The skinny on ‘The Skinny’
Erin McAuliffe | Thursday, February 4, 2016
In the so touted Golden Age of Television, I am forced to respond negatively to “Have you seen *insert culturally relevant TV show here*?” at least three times per day.
My tagline has morphed into, “Perpetually about to watch ‘Transparent.’” So, when “The Skinny,” a bite-sized web-series produced by Jill Soloway (creator of “Transparent”), presented itself via a banner ad on Refinery29, I decided to give it a go.
The miniseries premiered at Sundance in January and is a collaboration between female-focused web-content platforms Refinery29 and Wifey.TV (the latter cofounded by Soloway). The season’s six episodes range from 10 to 14 minutes, resembling hit web-series “High Maintenance” and “Broad City” in both structure and potential.
You might recognize star Jessie Kahnweiler from her unconventional, politically-charged YouTube content — including a video that made the Facebook rounds when she attempted to get arrested, testing her white privilege.
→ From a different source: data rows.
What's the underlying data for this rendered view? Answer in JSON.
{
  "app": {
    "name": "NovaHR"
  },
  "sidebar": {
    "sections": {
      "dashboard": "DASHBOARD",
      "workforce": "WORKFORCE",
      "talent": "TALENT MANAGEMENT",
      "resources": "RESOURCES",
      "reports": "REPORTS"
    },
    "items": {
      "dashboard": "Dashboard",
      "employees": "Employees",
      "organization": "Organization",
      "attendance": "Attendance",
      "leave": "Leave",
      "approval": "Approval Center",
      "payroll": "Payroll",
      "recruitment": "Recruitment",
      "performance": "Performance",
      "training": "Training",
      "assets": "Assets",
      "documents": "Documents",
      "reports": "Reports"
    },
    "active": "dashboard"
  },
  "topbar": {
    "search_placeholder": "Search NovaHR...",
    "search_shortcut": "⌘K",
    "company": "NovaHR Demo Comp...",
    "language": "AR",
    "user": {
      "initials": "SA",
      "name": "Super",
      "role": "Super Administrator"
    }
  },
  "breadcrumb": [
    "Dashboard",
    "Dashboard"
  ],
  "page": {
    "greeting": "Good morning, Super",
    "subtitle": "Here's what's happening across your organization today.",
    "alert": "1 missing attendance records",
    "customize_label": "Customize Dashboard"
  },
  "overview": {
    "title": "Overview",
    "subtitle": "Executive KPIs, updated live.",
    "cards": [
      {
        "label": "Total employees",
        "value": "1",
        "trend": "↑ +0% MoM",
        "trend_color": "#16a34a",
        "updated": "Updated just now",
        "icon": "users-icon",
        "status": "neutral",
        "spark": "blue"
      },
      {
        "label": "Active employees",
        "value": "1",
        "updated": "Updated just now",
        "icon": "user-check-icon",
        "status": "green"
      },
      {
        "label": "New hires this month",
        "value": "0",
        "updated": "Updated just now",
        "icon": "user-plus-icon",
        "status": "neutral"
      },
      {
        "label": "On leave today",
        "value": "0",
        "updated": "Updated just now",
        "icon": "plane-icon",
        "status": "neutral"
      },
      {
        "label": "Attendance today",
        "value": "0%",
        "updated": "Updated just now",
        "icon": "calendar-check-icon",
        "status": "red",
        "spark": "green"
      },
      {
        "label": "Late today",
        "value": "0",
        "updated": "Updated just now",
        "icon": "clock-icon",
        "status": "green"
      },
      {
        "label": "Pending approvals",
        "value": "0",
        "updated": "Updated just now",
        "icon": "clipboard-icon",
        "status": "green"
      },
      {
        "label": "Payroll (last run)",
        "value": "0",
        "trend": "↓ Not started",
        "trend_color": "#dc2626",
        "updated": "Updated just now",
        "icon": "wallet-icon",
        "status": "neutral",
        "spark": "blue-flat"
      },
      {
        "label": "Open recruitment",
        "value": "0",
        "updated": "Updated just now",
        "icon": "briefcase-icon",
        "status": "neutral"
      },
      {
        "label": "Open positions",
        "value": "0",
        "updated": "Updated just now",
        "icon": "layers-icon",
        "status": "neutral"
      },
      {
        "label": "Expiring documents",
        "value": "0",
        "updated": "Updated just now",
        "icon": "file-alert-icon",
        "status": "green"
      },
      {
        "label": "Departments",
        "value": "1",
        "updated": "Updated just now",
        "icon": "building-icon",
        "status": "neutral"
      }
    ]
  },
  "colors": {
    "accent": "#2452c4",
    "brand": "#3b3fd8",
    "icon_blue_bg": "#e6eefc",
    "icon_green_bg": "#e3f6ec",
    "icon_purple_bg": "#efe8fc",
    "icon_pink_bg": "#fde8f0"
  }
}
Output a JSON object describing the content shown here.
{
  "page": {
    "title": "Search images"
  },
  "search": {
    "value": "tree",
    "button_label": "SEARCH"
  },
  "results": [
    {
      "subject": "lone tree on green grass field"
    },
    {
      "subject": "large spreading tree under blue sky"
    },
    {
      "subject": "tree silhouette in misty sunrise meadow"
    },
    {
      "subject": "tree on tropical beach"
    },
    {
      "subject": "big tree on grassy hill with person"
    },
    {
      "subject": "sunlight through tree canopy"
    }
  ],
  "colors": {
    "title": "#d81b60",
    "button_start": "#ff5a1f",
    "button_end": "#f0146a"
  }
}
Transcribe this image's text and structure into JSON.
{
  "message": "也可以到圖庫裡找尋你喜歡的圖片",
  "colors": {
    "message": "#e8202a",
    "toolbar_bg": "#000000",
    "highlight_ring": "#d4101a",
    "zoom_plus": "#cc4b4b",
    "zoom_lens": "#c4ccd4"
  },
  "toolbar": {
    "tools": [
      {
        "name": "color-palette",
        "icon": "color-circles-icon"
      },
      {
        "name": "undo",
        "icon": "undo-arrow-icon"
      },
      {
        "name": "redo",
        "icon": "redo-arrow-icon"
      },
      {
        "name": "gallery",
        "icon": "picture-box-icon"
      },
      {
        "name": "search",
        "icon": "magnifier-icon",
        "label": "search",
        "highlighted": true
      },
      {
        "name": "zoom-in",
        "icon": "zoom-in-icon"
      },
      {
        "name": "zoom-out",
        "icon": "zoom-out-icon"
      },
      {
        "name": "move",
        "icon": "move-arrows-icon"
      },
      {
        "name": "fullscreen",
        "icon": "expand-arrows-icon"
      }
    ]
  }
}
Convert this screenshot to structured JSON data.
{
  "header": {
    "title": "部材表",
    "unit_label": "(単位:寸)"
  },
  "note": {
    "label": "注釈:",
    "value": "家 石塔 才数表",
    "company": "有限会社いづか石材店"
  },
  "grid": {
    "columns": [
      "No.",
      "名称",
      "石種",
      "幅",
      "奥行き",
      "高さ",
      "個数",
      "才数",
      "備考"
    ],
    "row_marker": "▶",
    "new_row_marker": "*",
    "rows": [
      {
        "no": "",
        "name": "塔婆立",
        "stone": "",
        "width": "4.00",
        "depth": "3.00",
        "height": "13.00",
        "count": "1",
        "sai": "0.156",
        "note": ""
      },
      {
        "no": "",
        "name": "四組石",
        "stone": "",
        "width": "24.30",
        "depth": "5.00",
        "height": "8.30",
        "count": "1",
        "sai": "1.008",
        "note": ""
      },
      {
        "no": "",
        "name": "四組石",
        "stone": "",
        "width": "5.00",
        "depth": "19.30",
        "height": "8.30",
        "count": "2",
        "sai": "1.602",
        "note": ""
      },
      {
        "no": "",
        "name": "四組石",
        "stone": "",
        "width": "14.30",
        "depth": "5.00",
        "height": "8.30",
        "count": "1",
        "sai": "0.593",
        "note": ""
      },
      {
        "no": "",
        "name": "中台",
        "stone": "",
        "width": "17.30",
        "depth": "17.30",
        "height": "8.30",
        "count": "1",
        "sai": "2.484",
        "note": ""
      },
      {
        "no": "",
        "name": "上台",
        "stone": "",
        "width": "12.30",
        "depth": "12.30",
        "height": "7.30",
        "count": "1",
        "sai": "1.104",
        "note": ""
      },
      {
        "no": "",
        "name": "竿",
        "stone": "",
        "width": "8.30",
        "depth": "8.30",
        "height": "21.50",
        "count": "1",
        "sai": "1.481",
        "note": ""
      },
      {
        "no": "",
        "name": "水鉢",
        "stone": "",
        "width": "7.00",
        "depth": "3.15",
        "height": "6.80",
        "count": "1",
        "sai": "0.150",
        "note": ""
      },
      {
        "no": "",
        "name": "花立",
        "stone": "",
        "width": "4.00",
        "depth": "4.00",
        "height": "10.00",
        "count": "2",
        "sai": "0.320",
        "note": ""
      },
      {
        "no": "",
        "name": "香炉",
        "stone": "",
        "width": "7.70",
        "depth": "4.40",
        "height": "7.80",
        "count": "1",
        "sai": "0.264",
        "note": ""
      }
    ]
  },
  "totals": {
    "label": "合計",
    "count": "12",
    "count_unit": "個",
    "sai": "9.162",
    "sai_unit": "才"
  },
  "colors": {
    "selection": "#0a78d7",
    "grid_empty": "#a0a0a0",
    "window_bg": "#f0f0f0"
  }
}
As well as starring, Kahnweiler created, wrote, directed and produced the series, which is touted as “an original dark comedy series that follows feminist wannabe YouTube star Jessie as she explores love, life and friendship in L.A. — while struggling with bulimia.” (The description begs for a comma after “feminist.”)
Bulimia is often an illness merely alluded to — if addressed at all — in media. While the series finds warranted humor in just about every aspect of Jessie’s life, the binge and purge scenes are devastatingly visceral. Pulling from the Golden Age TV shows I have watched, this aspect of the plot — addressing a serious and under-represented mental illness — mirrors the affecting, paramount portrayal of Gretchen’s clinical depression on “You’re The Worst.”
Kahnweiler, whose Twitter bio reads “i can’t afford therapy so i make film,” addressed this aspect of the plot in an interview with Refinery29: “You’re showing why a person would puke, at what point, what are the triggers, what is it like after, what do you get from it … ‘The Skinny’ [is] a comedy, but there’s nothing funny about eating disorders. If you’ve had an eating disorder, it’s [expletive] hell.”
The show’s colorful, messy and hypnotic title sequence is set to “Paradise Girls” by Deerhoof, providing the feminist mantra “Girls, who are smart / Girls, who play the bass guitar / Girls, who will test.” Fittingly, Jessie is tested moments after the sequence ends — she picks up her boyfriend, Cole, from rehab as he flirtatiously bids goodbye to another patient and the two return home to a showy surprise party Jessie’s mom has thrown to their disarrayed dismay — and the tests don’t let up throughout the whole season.
Jessie closely resembles Ilana Glazer from “Broad City”: Both have a raw sense of humor that began with content on YouTube, both of their eyes frequently lean back in exasperation — usually at the patriarchy or over-priced sushi — and both of their wardrobes consist of T-shirts worn as dresses and jumpers that elicit the phrase “holy cameltoe.” The overlap is there, and importantly so — the Golden Age of Television needs more of these real women.
Jessie is not posed as a likable character. The audience has moments, especially profound in the final episode, where they can’t reason with Jessie’s seemingly selfish decisions. There are times we laugh with her, times we laugh at her, times we cry with her and times we cry for her, but never can we nor should we fully rationalize her decisions.
The idea of the likable female and, even more dangerously, the likable feminist, is explored in the third episode, “Squad.” Jessie’s new friend/agent Stuart shows one of her boundary-pushing YouTube videos to brand representatives. The clip, in which Jessie proposes to “screw” a Vet for Veteran’s Day to parallel how “screwed” most vets are socially and financially, elicits minimal claps and comments like: “There are no bones for monetization in this product,” and “No one likes women that real.” The feedback duplicates the comments her videos receive on YouTube and social media.
Although Stuart poses Jessie as “female-branded content” (paralleling the above-mentioned initiatives for successful media companies like Refinery29 and Wifey.TV) and claims “real women are the next wave of clickbait,” Jessie is shut down. The integration of Kahnwelier’s original YouTube content into the series works to further her characterization — although the show is not meant to be fully autobiographical. The amalgamation of original and scripted work again resembles “Broad City” and the creative ways the show’s producers have tied in original YouTube content via Abbi and Ilana’s web chats.
“The Skinny” is concisely and amusingly poignant: The season clocks in at less than an hour. With production by Soloway and backers like Refinery29, the initiative that was started by $12,000 in Kickstarter donations is poised to take off as an important piece of today’s media. Whether the series continues online or enters the Golden Age of TV, “The Skinny” is an easy binge-watch — that will importantly, if humorously, have you reconsidering that phrase.